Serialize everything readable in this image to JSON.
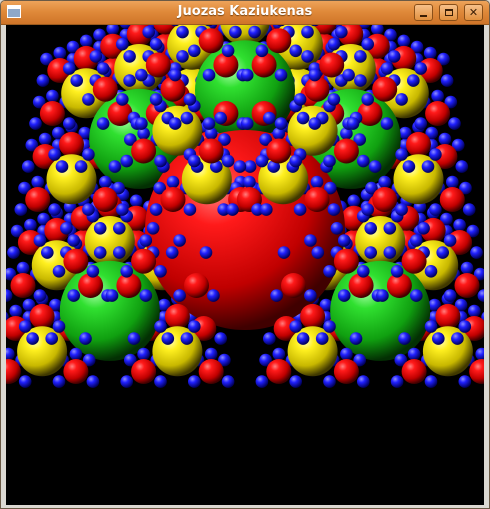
{
  "window": {
    "title": "Juozas Kaziukenas",
    "app_icon": "window-icon",
    "buttons": {
      "minimize": "minimize-icon",
      "maximize": "maximize-icon",
      "close": "close-icon"
    }
  },
  "scene": {
    "description_colors": {
      "red": "#e00000",
      "green": "#10c010",
      "yellow": "#e8e000",
      "blue": "#1010e0",
      "background": "#000000"
    },
    "content": "recursive sphere fractal"
  }
}
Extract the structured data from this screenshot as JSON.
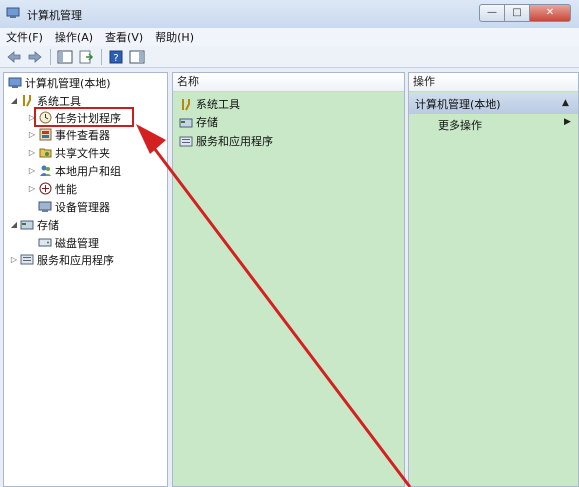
{
  "window": {
    "title": "计算机管理"
  },
  "menu": [
    {
      "label": "文件(F)"
    },
    {
      "label": "操作(A)"
    },
    {
      "label": "查看(V)"
    },
    {
      "label": "帮助(H)"
    }
  ],
  "tree": {
    "root": "计算机管理(本地)",
    "system_tools": "系统工具",
    "task_scheduler": "任务计划程序",
    "event_viewer": "事件查看器",
    "shared_folders": "共享文件夹",
    "local_users": "本地用户和组",
    "performance": "性能",
    "device_manager": "设备管理器",
    "storage": "存储",
    "disk_management": "磁盘管理",
    "services_apps": "服务和应用程序"
  },
  "middle": {
    "header": "名称",
    "items": [
      {
        "label": "系统工具"
      },
      {
        "label": "存储"
      },
      {
        "label": "服务和应用程序"
      }
    ]
  },
  "actions": {
    "header": "操作",
    "section": "计算机管理(本地)",
    "more": "更多操作"
  },
  "accent": {
    "annotation": "#d42020",
    "pane_bg": "#c8e8c8"
  }
}
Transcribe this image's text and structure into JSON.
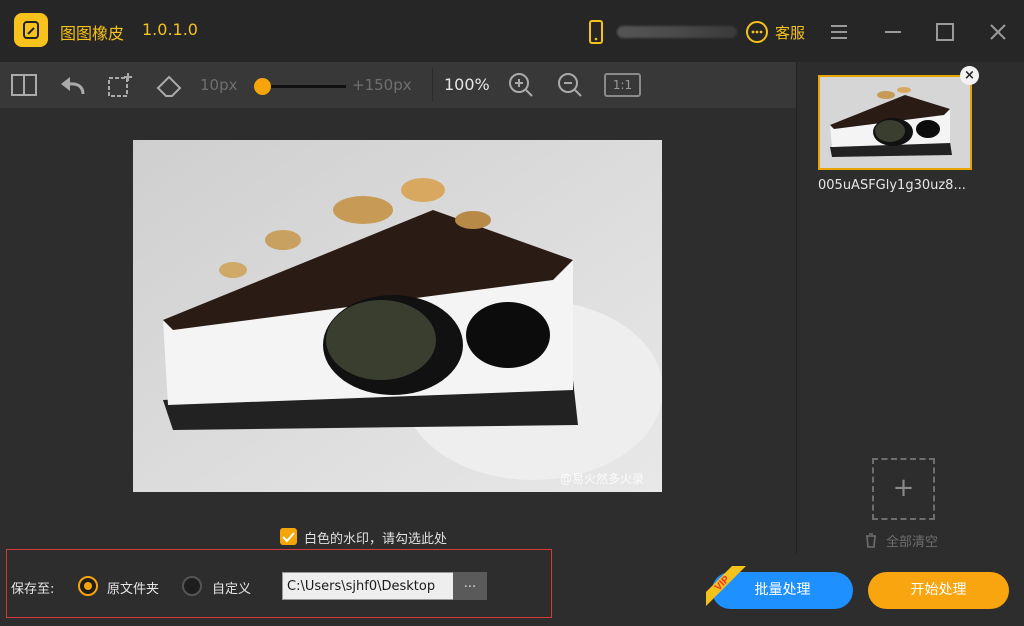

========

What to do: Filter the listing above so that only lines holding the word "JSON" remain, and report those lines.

Answer to this task:
Serialize everything readable in this image to JSON.
Extract the structured data from this screenshot as JSON.
Transcribe this image's text and structure into JSON.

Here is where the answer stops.